"HOLBECK, a chapelry in that part of the parish of LEEDS, which is within the liberty of LEEDS, though locally in the wapentake of Agbrigg, West riding of the county of YORK, 1 mile S.S.W. from Leeds, containing 7151 inhabitants. The living is a perpetual curacy, in the archdeaconry and diocese of York, endowed with £400 private benefaction, and £400 roy- -al bounty, amd in the patronage of the Vicar of Leeds. The chapel, which was rebuilt in the last century, is mentioned in a bull of the Pope so early as 809. There is a commodious place of worship for Wesleyan Methodists. Holbeck forms a very extensive part of the environs of the town of Leeds, being joined to it by Waterlane, and, like that place, contains many manufactories for linen and woollen goods upon a very large scale. There are warm and cold baths, the water of which possesses properties similar to the Harrogate springs, but weaker, and is considered salutary for every domestic purpose, being daily carried about the streets of Leeds for sale, at a moderate price."
"HUNSLET, (or HUNFLEET) a chapelry in the parish of LEEDS, though locally in the wapentake of Morley, West riding of the county of YORK, 2 miles S.S.E. from Leeds, containing 8171 inhabitants. The living is a perpetual, curacy, in the archdeaconry and diocese of York, endowed with £ 220 private benefaction, and £200 royal bounty, and in the patronage of the Vicar of Leeds. The chapel, dedicated to St. Mary the Virgin, was erected in 1636, and enlarged to twice its first dimensions in 1744; it has lately received an addition of five hundred and seventy sittings, of which five hundred and fifty-five are free, the Incorporated Society for the enlargement of churches and chapels having granted £300 towards defraying the expense. A little to the eastward of it are the remains of an old building, encompassed by a moat. There are places of worship for Wesleyan Methodists and those in the New Connexion. This place, formerly the seat of the Gascoignes and Nevilles, has of late years, from its vicinity to Leeds, and the establishment of manufactories similar to those in that town, become superior in extent and importance to many of the market-towns in the kingdom."
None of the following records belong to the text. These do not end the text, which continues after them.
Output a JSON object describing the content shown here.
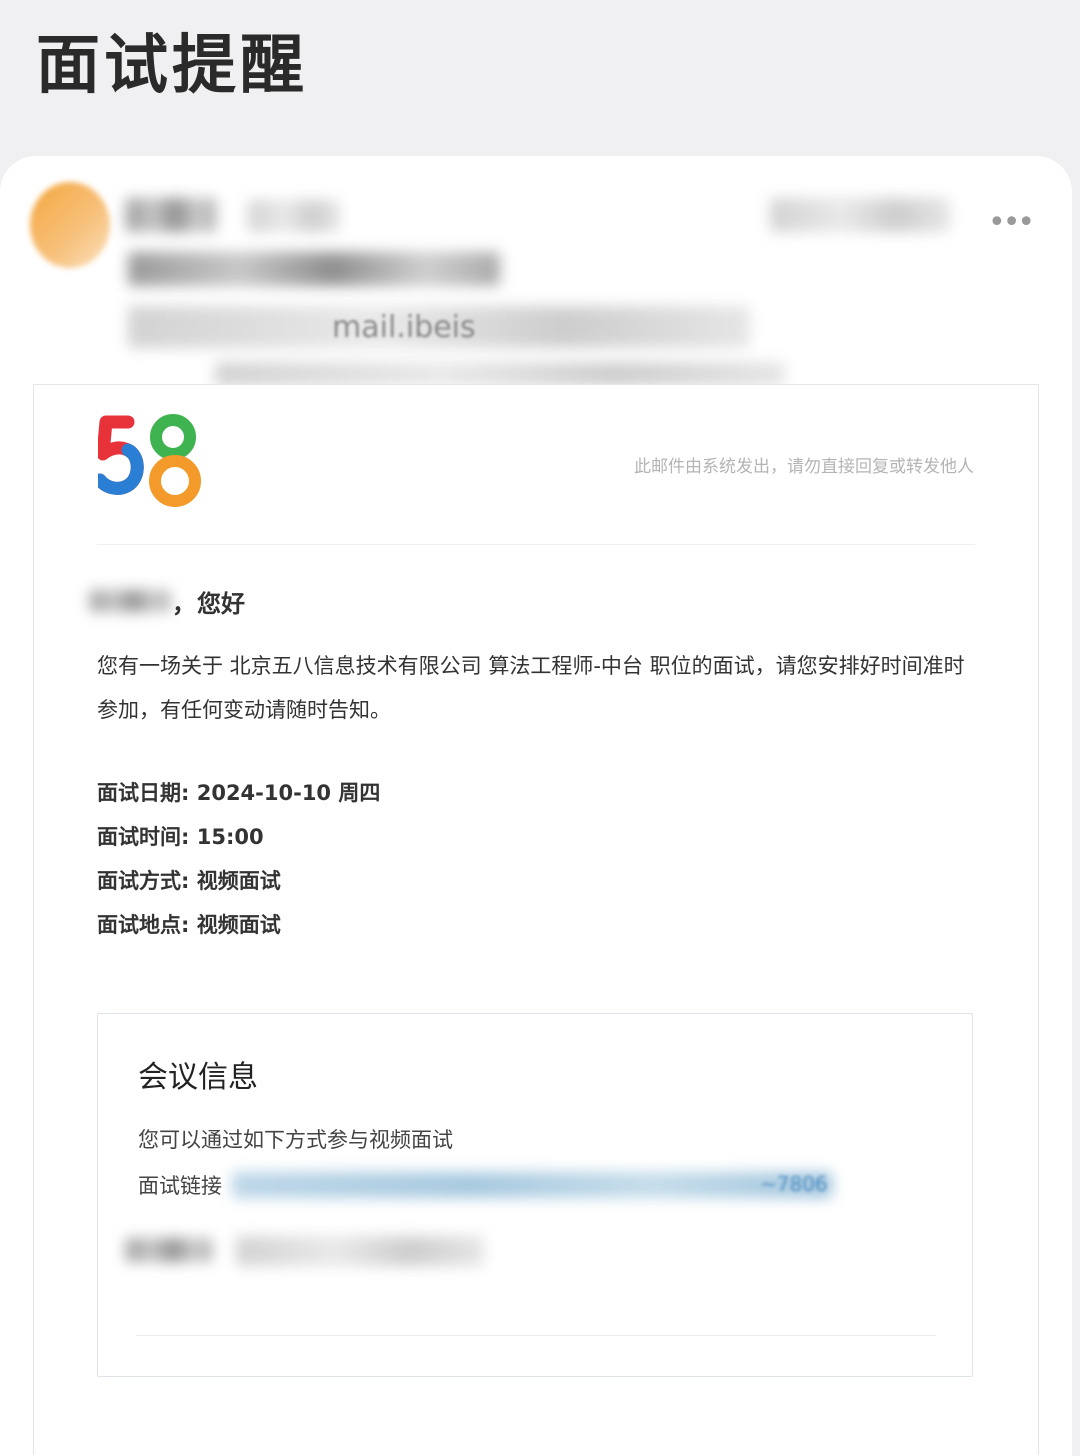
{
  "page": {
    "title": "面试提醒"
  },
  "mail_header": {
    "partial_email": "mail.ibeis"
  },
  "mail": {
    "system_note": "此邮件由系统发出，请勿直接回复或转发他人",
    "greeting_comma": "，",
    "greeting": "您好",
    "intro": "您有一场关于 北京五八信息技术有限公司 算法工程师-中台 职位的面试，请您安排好时间准时参加，有任何变动请随时告知。",
    "details": [
      {
        "label": "面试日期: ",
        "value": "2024-10-10 周四"
      },
      {
        "label": "面试时间: ",
        "value": "15:00"
      },
      {
        "label": "面试方式: ",
        "value": "视频面试"
      },
      {
        "label": "面试地点: ",
        "value": "视频面试"
      }
    ],
    "meeting": {
      "title": "会议信息",
      "description": "您可以通过如下方式参与视频面试",
      "link_label": "面试链接",
      "link_tail": "~7806"
    }
  },
  "icons": {
    "more": "more-dots-icon",
    "logo": "58-logo"
  },
  "colors": {
    "logo_red": "#e8323a",
    "logo_blue": "#2a7fd4",
    "logo_green": "#3fb34f",
    "logo_orange": "#f39a2a",
    "link": "#4d8fc2"
  }
}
"POTTER NEWTON, a township in the parish of LEEDS, within the liberty of LEEDS, West riding of the county of YORK, 2 miles N.E. from Leeds, containing 664 inhabitants."
"WORTLEY, a chapelry in the parish of LEEDS, town and liberty of LEEDS, West riding of the county of YORK, 2 miles W.S.W. from Leeds, containing 3179 inhabitants. The living is a perpetual curacy, in the archdeaconry and diocese of York, endowed with £400 private benefaction, and £2000 parliamentary grant, and in the patronage of five Trustees. The chapel is a neat modern structure. There are places of worship for Independents and Wesleyan Methodists. The manufacture of woollen cloth is extensively carried on here. In the neighbourhood coarse earthenware and tobacco pipes are made from clay obtained upon the spot. Langdale Sunderland, in 1677, conveyed certain houses and land, now producing about £40 a year, in Support of a free school for all the poor children of the chapelry."
[Transcribed by Mel Lockie © from
Lewis's Topographical Dictionary of England 1835]